DATA UNDER STUDY:
★ ★ ★ ★

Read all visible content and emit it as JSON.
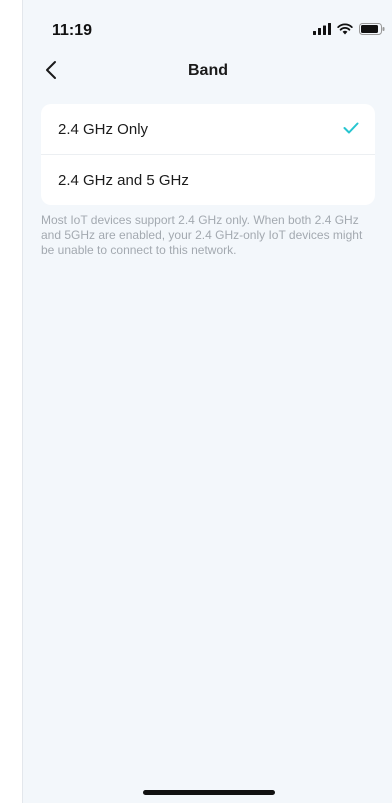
{
  "status_bar": {
    "time": "11:19",
    "icons": [
      "cellular-signal-icon",
      "wifi-icon",
      "battery-icon"
    ]
  },
  "nav": {
    "back_icon": "chevron-left-icon",
    "title": "Band"
  },
  "band_options": [
    {
      "label": "2.4 GHz Only",
      "selected": true
    },
    {
      "label": "2.4 GHz and 5 GHz",
      "selected": false
    }
  ],
  "hint": "Most IoT devices support 2.4 GHz only. When both 2.4 GHz and 5GHz are enabled, your 2.4 GHz-only IoT devices might be unable to connect to this network.",
  "colors": {
    "accent": "#27c5d0",
    "background": "#f3f7fb",
    "hint_text": "#a3a9b0"
  }
}
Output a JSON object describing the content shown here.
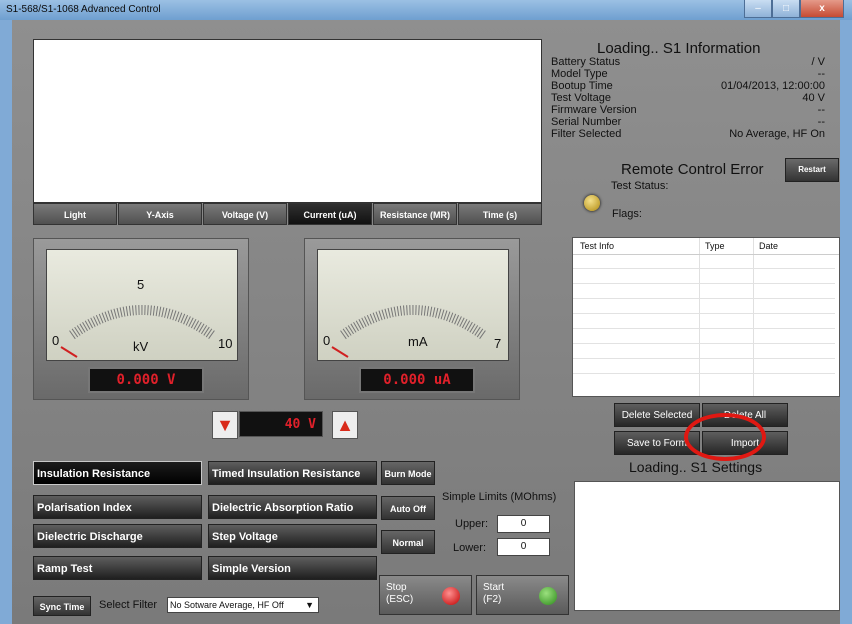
{
  "window": {
    "title": "S1-568/S1-1068 Advanced Control",
    "min": "–",
    "max": "□",
    "close": "x"
  },
  "tabs": [
    "Light",
    "Y-Axis",
    "Voltage (V)",
    "Current (uA)",
    "Resistance (MR)",
    "Time (s)"
  ],
  "info": {
    "loading": "Loading.. S1 Information",
    "rows": [
      {
        "k": "Battery Status",
        "v": "/ V"
      },
      {
        "k": "Model Type",
        "v": "--"
      },
      {
        "k": "Bootup Time",
        "v": "01/04/2013, 12:00:00"
      },
      {
        "k": "Test Voltage",
        "v": "40 V"
      },
      {
        "k": "Firmware Version",
        "v": "--"
      },
      {
        "k": "Serial Number",
        "v": "--"
      },
      {
        "k": "Filter Selected",
        "v": "No Average, HF On"
      }
    ],
    "remote_error": "Remote Control Error",
    "restart": "Restart",
    "test_status": "Test Status:",
    "flags": "Flags:"
  },
  "table": {
    "headers": [
      "Test Info",
      "Type",
      "Date"
    ]
  },
  "gauges": [
    {
      "top": "5",
      "left": "0",
      "right": "10",
      "unit": "kV",
      "display": "0.000 V"
    },
    {
      "left": "0",
      "right": "7",
      "unit": "mA",
      "display": "0.000 uA"
    }
  ],
  "voltage_display": "40 V",
  "modes": {
    "left": [
      "Insulation Resistance",
      "Polarisation Index",
      "Dielectric Discharge",
      "Ramp Test"
    ],
    "mid": [
      "Timed Insulation Resistance",
      "Dielectric Absorption Ratio",
      "Step Voltage",
      "Simple Version"
    ],
    "small": [
      "Burn Mode",
      "Auto Off",
      "Normal"
    ]
  },
  "limits": {
    "title": "Simple Limits (MOhms)",
    "upper_label": "Upper:",
    "upper": "0",
    "lower_label": "Lower:",
    "lower": "0"
  },
  "stop": {
    "line1": "Stop",
    "line2": "(ESC)",
    "led": "#e02222"
  },
  "start": {
    "line1": "Start",
    "line2": "(F2)",
    "led": "#3a9a28"
  },
  "actions": {
    "delete_selected": "Delete Selected",
    "delete_all": "Delete All",
    "save_to_form": "Save to Form",
    "import": "Import"
  },
  "settings_label": "Loading.. S1 Settings",
  "bottom": {
    "sync": "Sync Time",
    "filter_label": "Select Filter",
    "filter_value": "No Sotware Average, HF Off"
  }
}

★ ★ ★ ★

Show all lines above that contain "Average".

SOLUTION TO THE PROBLEM:
        "v": "No Average, HF On"
    "filter_value": "No Sotware Average, HF Off"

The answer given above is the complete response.